I’ve told them about Tamir Rice and Trayvon Martin. Last week, I had my 8 year old watch the video of George Floyd. I’ve spoken out on social about Bothem Sean and other painful stories of black people dying. I have argued with friends and agreed to disagree, when it became tension between us.
But at some point. I became tired. It was too hard to write and blog about racially charged topics. I stopped engaging difficult comment threads on Facebook, because it felt exhausting and draining, and like my voice didn’t matter. I still considered myself an “ally” because I agreed that Black Lives Matter.
But if I was tired, imagine how terribly broken my actual black friends must be. They don’t get to be tired. They don’t get to decide to stop talking about it. I remember one of my friends from college, who posted stuff everyday because she unlike me, didn’t get to take a break . Black moms don’t get to stop fearing for their kid’s lives. I of course, didn’t go completely dark, on MLK Day or other times when it was more palatable, I would share my heart. But I wanted my social feeds to be a positive place. I still want my feed to be a positive place, but positivity isn’t going to bring change.
I heard this week the phrase, “spend your privilege” and another similar thought “your privilege is your currency”. So, I’m apologizing that I stopped spending my privilege.
So for every person, I was too “tired” to mention along the way. I know my black friends are much more tired.
We can’t breathe with a knee on our neck (#GeorgeFloyd).
We can’t go jogging (#AmaudArbery).
We can’t relax in the comfort of our own homes (#BothemSean and #AtatianaJefferson).
We can’t ask for help after being in a car crash (#JonathanFerrell and #RenishaMcBride).
We can’t have a cellphone (#StephonClark).
We can’t leave a party to get to safety (#JordanEdwards).
We can’t play loud music (#JordanDavis).
We can’t sell CD’s (#AltonSterling).
We can’t sleep (#AiyanaJones)
We can’t walk from the corner store (#MikeBrown).
We can’t play cops and robbers (#TamirRice).
We can’t go to church (#Charleston9).
We can’t walk home with Skittles (#TrayvonMartin).
We can’t hold a hair brush while leaving our own bachelor party (#SeanBell).
We can’t party on New Years (#OscarGrant).
We can’t get a normal traffic ticket (#SandraBland).
We can’t lawfully carry a weapon (#PhilandoCastile).
We can’t break down on a public road with car problems (#CoreyJones).
We can’t shop at Walmart (#JohnCrawford) .
We can’t have a disabled vehicle (#TerrenceCrutcher).
We can’t read a book in our own car (#KeithScott).
We can’t be a 10yr old walking with our grandfather (#CliffordGlover).

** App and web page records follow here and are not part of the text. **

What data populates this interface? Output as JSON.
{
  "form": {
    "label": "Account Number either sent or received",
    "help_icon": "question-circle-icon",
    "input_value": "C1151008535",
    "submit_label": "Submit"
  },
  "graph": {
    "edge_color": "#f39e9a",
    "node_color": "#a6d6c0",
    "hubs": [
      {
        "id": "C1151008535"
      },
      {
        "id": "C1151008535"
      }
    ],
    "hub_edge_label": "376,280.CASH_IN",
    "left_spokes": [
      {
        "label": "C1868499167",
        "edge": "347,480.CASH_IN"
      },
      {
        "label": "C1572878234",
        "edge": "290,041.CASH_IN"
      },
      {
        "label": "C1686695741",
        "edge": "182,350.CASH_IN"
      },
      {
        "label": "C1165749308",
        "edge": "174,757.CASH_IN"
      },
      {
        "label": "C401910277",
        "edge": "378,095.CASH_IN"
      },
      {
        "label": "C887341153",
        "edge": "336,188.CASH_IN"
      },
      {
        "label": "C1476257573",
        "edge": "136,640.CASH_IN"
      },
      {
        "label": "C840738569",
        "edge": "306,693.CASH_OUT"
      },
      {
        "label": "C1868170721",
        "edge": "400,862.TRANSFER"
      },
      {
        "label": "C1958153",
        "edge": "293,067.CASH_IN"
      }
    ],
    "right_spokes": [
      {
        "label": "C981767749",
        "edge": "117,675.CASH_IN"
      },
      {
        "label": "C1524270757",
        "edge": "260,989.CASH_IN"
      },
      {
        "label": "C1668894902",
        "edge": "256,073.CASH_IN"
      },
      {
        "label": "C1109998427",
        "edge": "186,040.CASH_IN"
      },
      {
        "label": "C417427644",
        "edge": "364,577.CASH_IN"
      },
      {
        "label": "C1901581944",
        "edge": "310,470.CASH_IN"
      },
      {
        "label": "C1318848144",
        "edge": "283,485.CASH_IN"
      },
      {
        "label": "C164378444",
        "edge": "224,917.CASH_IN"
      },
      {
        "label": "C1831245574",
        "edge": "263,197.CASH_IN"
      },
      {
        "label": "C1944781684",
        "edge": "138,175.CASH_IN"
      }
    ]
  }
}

We can’t decorate for a party (#ClaudeReese).
We can’t ask a cop a question (#RandyEvans).
We can’t cash our check in peace (#YvonneSmallwood).
We can’t take out our wallet (#AmadouDiallo).
We can’t run (#WalterScott).
We can’t breathe (#EricGarner).
We can’t live (#FreddieGray).
We’re tired. – author unknown